For the second time, Marcus Reymond Robinson has been taken off death row.
The N.C. Supreme Court ruled on Aug. 14 that Robinson must be removed from death row, citing double jeopardy as a result of the repeal of the state's Racial Justice Act.
The Racial Justice Act was passed in 2009 and stated that in North Carolina no person could be executed by the state based on a trial significantly impacted by the defendant’s race. Robinson was one of 140 inmates who used the act to appeal their death sentences between 2009 and 2013.
He was the first whose sentence was changed from execution to a life sentence without parole, said David Weiss, a lawyer who previously represented Robinson. Following the repeal of the Racial Justice Act in 2013, Robinson’s sentence was changed back to execution until Aug. 14, when the courts ruled that he could not be sentenced to death twice as that would be a violation of double jeopardy.
Theodore Shaw, professor of law and director of the Center for Civil Rights at UNC, said that the act was passed during a progressive era of the North Carolina Legislature. He said it was quickly repealed once the legislature became more conservative, which created uncertainty for the inmates who appealed their cases under the act.
“And then the question was what happened to the people who were granted the relief of being taken off death row because their convictions or death penalties had been polluted by racial discrimination. Could they be put on death row again?” Shaw said.

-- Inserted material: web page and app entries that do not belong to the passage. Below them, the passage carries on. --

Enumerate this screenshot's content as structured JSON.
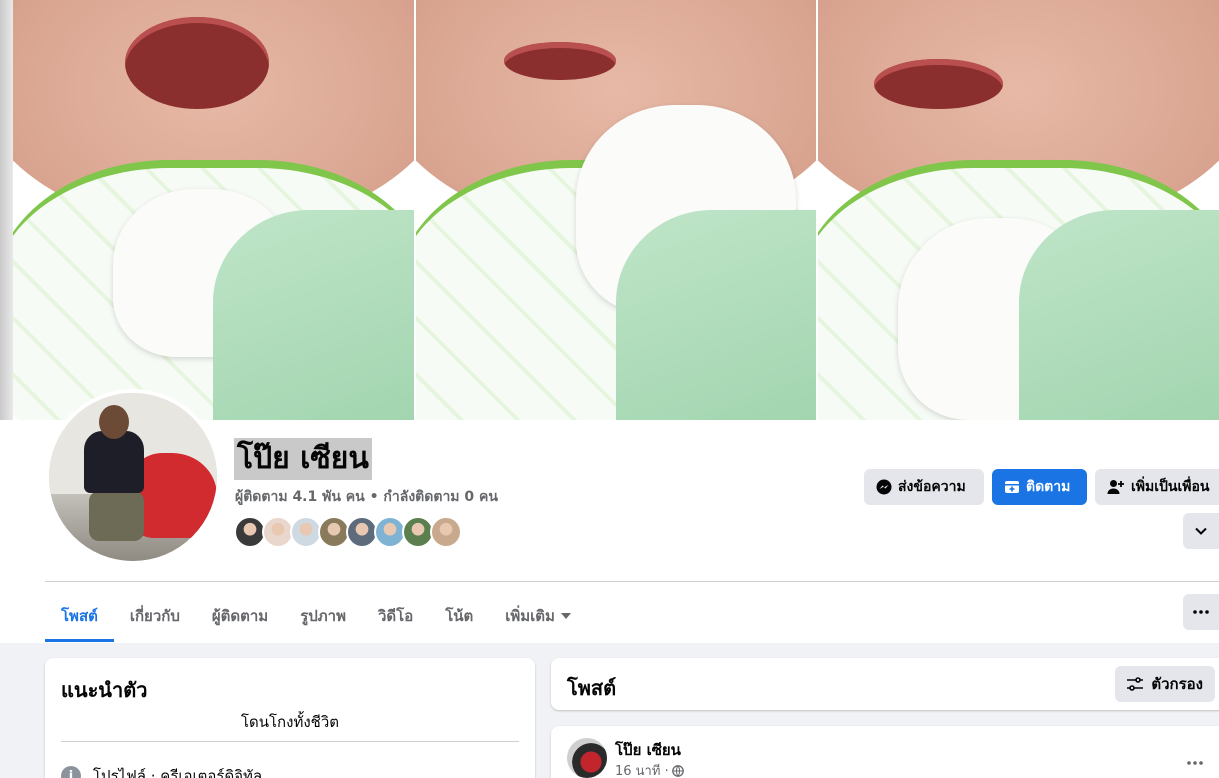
{
  "profile": {
    "name": "โป๊ย เซียน",
    "followers_line": "ผู้ติดตาม 4.1 พัน คน • กำลังติดตาม 0 คน"
  },
  "actions": {
    "message": "ส่งข้อความ",
    "follow": "ติดตาม",
    "add_friend": "เพิ่มเป็นเพื่อน"
  },
  "tabs": [
    {
      "label": "โพสต์"
    },
    {
      "label": "เกี่ยวกับ"
    },
    {
      "label": "ผู้ติดตาม"
    },
    {
      "label": "รูปภาพ"
    },
    {
      "label": "วิดีโอ"
    },
    {
      "label": "โน้ต"
    },
    {
      "label": "เพิ่มเติม"
    }
  ],
  "intro": {
    "title": "แนะนำตัว",
    "bio": "โดนโกงทั้งชีวิต",
    "profile_row": "โปรไฟล์ · ครีเอเตอร์ดิจิทัล"
  },
  "posts": {
    "title": "โพสต์",
    "filter": "ตัวกรอง",
    "first_post": {
      "author": "โป๊ย เซียน",
      "time": "16 นาที ·"
    }
  },
  "colors": {
    "accent": "#1b74e4",
    "button_grey": "#e4e6eb",
    "page_bg": "#f0f2f5"
  },
  "friend_avatar_colors": [
    "#3a3a3a",
    "#e9d6cc",
    "#cfd9e2",
    "#8a7a5c",
    "#5d6b7a",
    "#7fb3d3",
    "#5b7f4e",
    "#c8a98e"
  ]
}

Cassandra Stubbs, Robinson's lawyer and the Director of the Capital Punishment Project of the ACLU, successfully argued on Friday that putting Robinson back on death row was illegal. Robinson's case provided precedent for three other cases of individuals who were put onto death row twice due to the Racial Justice Act repeal.
The ruling referenced a case in June that said all individuals who appealed their executions based on the racial justice act were owed a day in court regardless of the repeal. These two cases open the door for changes in the sentences of inmates currently on death row.
Weiss said Robinson’s case is just one sign of a much larger systemic problem.